══ Dataset records ══

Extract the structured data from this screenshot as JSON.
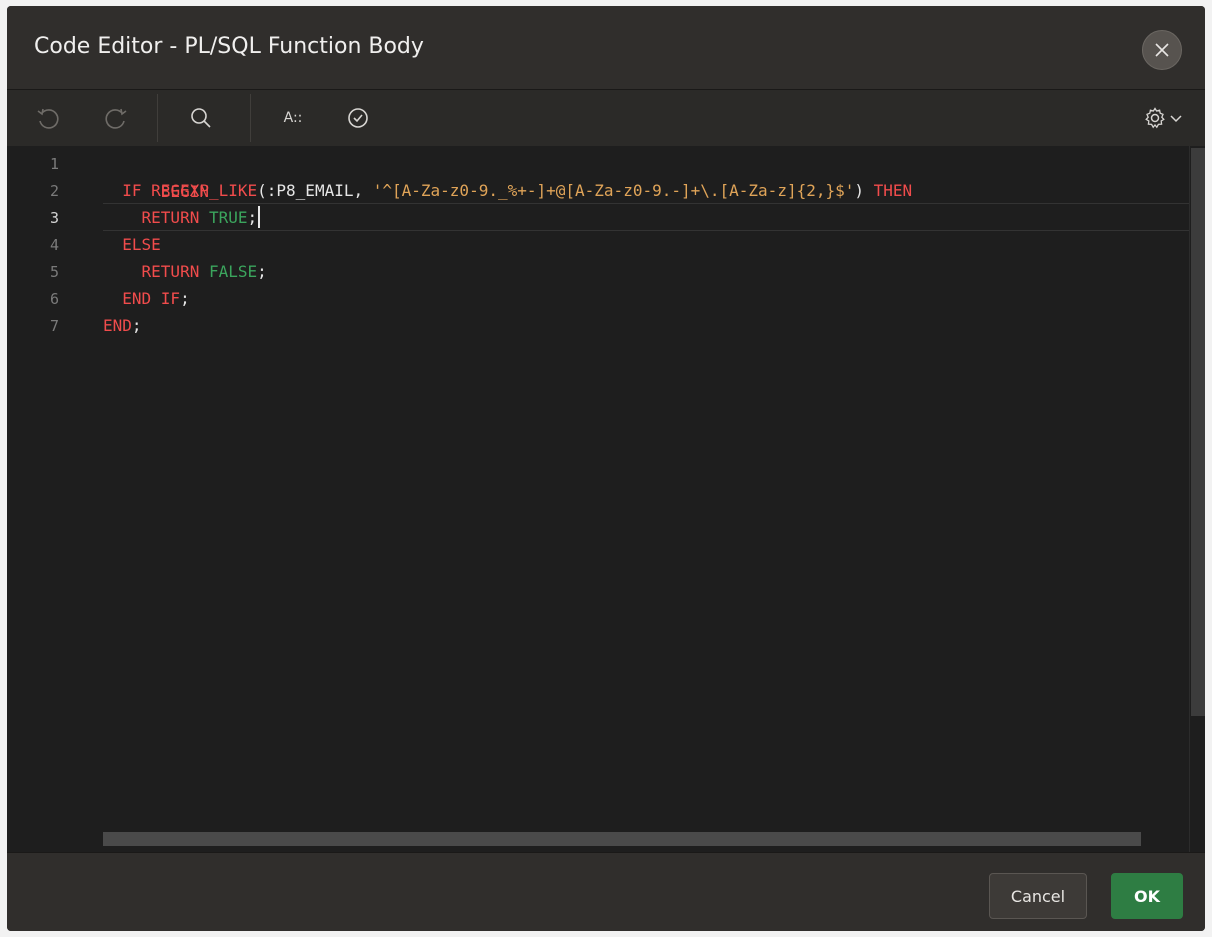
{
  "dialog": {
    "title": "Code Editor - PL/SQL Function Body"
  },
  "toolbar": {
    "icons": [
      "undo-icon",
      "redo-icon",
      "search-icon",
      "autocomplete-icon",
      "validate-icon",
      "settings-icon",
      "chevron-down-icon"
    ],
    "autocomplete_label": "A::"
  },
  "editor": {
    "active_line": 3,
    "line_numbers": [
      "1",
      "2",
      "3",
      "4",
      "5",
      "6",
      "7"
    ],
    "lines": [
      [
        {
          "t": "BEGIN",
          "c": "kw"
        }
      ],
      [
        {
          "t": "  IF ",
          "c": "kw"
        },
        {
          "t": "REGEXP_LIKE",
          "c": "kw"
        },
        {
          "t": "(:P8_EMAIL, ",
          "c": "punct"
        },
        {
          "t": "'^[A-Za-z0-9._%+-]+@[A-Za-z0-9.-]+\\.[A-Za-z]{2,}$'",
          "c": "str"
        },
        {
          "t": ") ",
          "c": "punct"
        },
        {
          "t": "THEN",
          "c": "kw"
        }
      ],
      [
        {
          "t": "    RETURN ",
          "c": "kw"
        },
        {
          "t": "TRUE",
          "c": "lit"
        },
        {
          "t": ";",
          "c": "punct"
        }
      ],
      [
        {
          "t": "  ELSE",
          "c": "kw"
        }
      ],
      [
        {
          "t": "    RETURN ",
          "c": "kw"
        },
        {
          "t": "FALSE",
          "c": "lit"
        },
        {
          "t": ";",
          "c": "punct"
        }
      ],
      [
        {
          "t": "  END IF",
          "c": "kw"
        },
        {
          "t": ";",
          "c": "punct"
        }
      ],
      [
        {
          "t": "END",
          "c": "kw"
        },
        {
          "t": ";",
          "c": "punct"
        }
      ]
    ]
  },
  "footer": {
    "cancel_label": "Cancel",
    "ok_label": "OK"
  },
  "colors": {
    "keyword": "#f14c4c",
    "string": "#e0a458",
    "literal": "#3ba55d",
    "ok_button": "#2e7d43"
  }
}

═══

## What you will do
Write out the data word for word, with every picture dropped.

## Written solution
Extract the structured data from this screenshot as JSON.
{
  "dialog": {
    "title": "Code Editor - PL/SQL Function Body"
  },
  "toolbar": {
    "icons": [
      "undo-icon",
      "redo-icon",
      "search-icon",
      "autocomplete-icon",
      "validate-icon",
      "settings-icon",
      "chevron-down-icon"
    ],
    "autocomplete_label": "A::"
  },
  "editor": {
    "active_line": 3,
    "line_numbers": [
      "1",
      "2",
      "3",
      "4",
      "5",
      "6",
      "7"
    ],
    "lines": [
      [
        {
          "t": "BEGIN",
          "c": "kw"
        }
      ],
      [
        {
          "t": "  IF ",
          "c": "kw"
        },
        {
          "t": "REGEXP_LIKE",
          "c": "kw"
        },
        {
          "t": "(:P8_EMAIL, ",
          "c": "punct"
        },
        {
          "t": "'^[A-Za-z0-9._%+-]+@[A-Za-z0-9.-]+\\.[A-Za-z]{2,}$'",
          "c": "str"
        },
        {
          "t": ") ",
          "c": "punct"
        },
        {
          "t": "THEN",
          "c": "kw"
        }
      ],
      [
        {
          "t": "    RETURN ",
          "c": "kw"
        },
        {
          "t": "TRUE",
          "c": "lit"
        },
        {
          "t": ";",
          "c": "punct"
        }
      ],
      [
        {
          "t": "  ELSE",
          "c": "kw"
        }
      ],
      [
        {
          "t": "    RETURN ",
          "c": "kw"
        },
        {
          "t": "FALSE",
          "c": "lit"
        },
        {
          "t": ";",
          "c": "punct"
        }
      ],
      [
        {
          "t": "  END IF",
          "c": "kw"
        },
        {
          "t": ";",
          "c": "punct"
        }
      ],
      [
        {
          "t": "END",
          "c": "kw"
        },
        {
          "t": ";",
          "c": "punct"
        }
      ]
    ]
  },
  "footer": {
    "cancel_label": "Cancel",
    "ok_label": "OK"
  },
  "colors": {
    "keyword": "#f14c4c",
    "string": "#e0a458",
    "literal": "#3ba55d",
    "ok_button": "#2e7d43"
  }
}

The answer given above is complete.